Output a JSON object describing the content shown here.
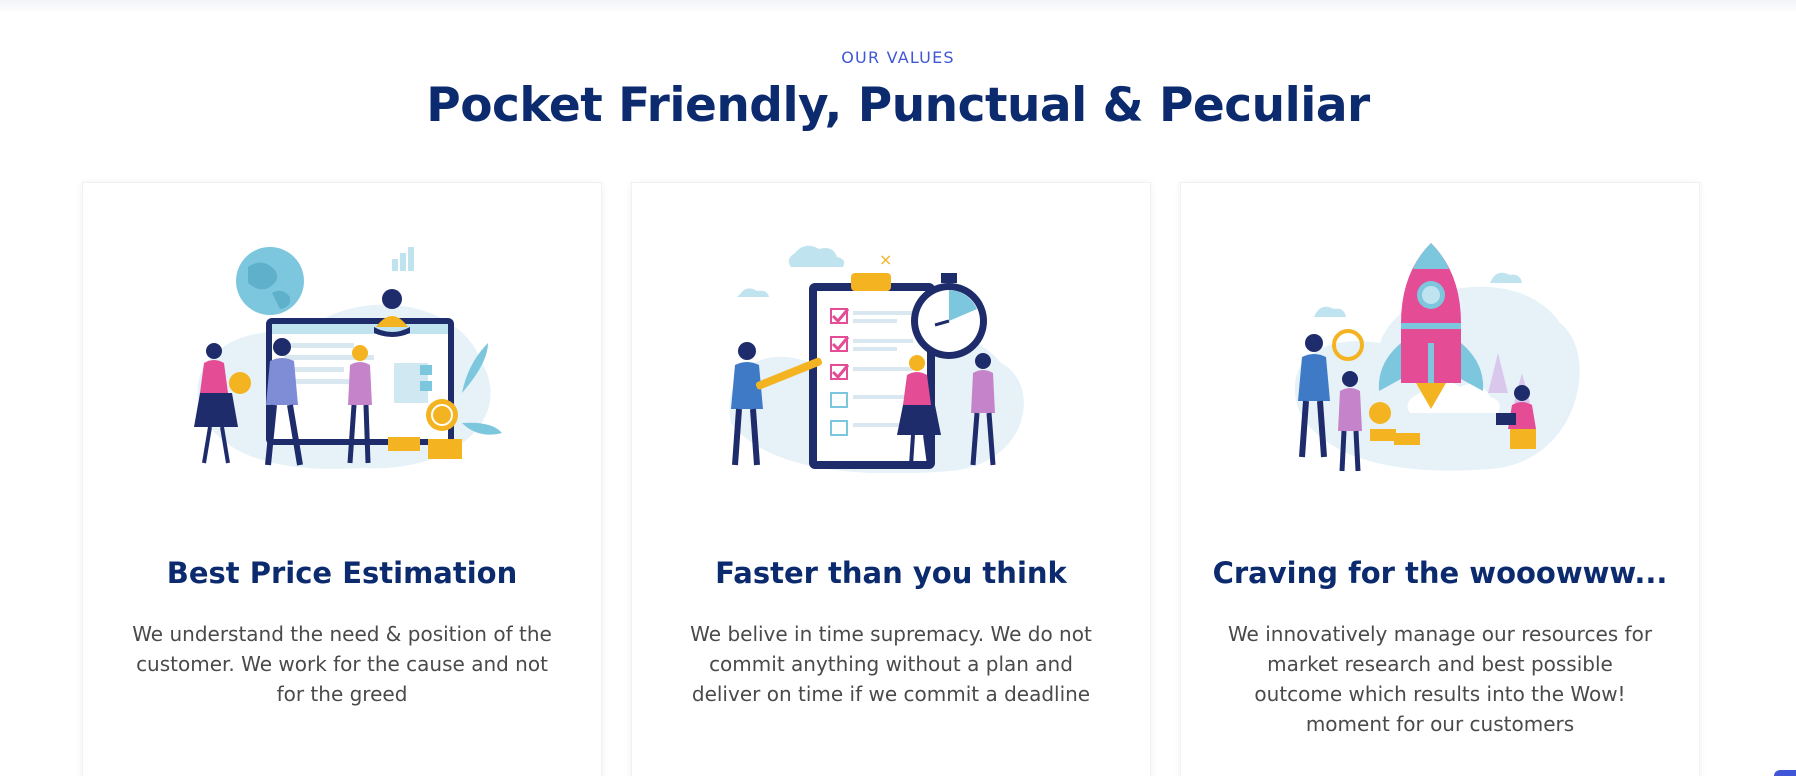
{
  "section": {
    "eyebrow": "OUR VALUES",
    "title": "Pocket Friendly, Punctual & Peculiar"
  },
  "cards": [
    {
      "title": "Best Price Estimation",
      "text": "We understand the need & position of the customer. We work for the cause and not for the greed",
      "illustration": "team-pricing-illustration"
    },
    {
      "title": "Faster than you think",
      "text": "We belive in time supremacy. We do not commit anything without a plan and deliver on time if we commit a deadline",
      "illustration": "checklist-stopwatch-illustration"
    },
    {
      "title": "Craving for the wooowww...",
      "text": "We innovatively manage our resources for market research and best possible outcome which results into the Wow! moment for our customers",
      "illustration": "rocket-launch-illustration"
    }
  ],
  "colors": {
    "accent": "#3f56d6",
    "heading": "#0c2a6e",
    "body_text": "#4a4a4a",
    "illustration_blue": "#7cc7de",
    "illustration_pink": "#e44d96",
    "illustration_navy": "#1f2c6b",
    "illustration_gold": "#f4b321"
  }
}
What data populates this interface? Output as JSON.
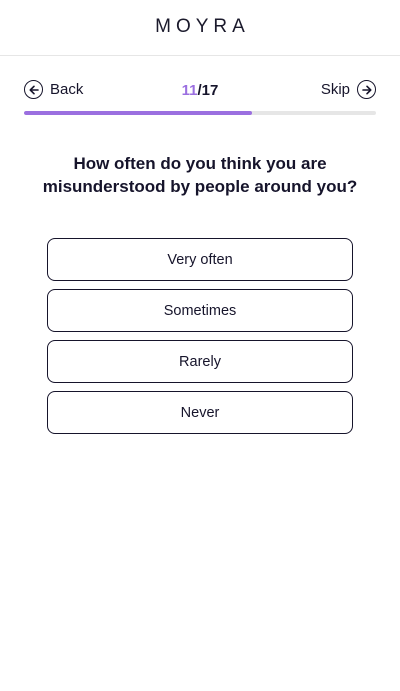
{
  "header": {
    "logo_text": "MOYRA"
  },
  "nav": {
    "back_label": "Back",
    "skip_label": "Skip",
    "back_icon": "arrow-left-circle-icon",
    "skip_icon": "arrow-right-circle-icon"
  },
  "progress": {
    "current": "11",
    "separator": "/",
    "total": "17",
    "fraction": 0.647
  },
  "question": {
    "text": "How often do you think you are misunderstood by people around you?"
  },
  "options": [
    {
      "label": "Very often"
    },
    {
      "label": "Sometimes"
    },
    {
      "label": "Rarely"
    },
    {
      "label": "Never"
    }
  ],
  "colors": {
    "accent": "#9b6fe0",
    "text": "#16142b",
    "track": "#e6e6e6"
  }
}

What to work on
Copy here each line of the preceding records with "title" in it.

Exercise answer
    "title": "Pocket Friendly, Punctual & Peculiar"
      "title": "Best Price Estimation",
      "title": "Faster than you think",
      "title": "Craving for the wooowww...",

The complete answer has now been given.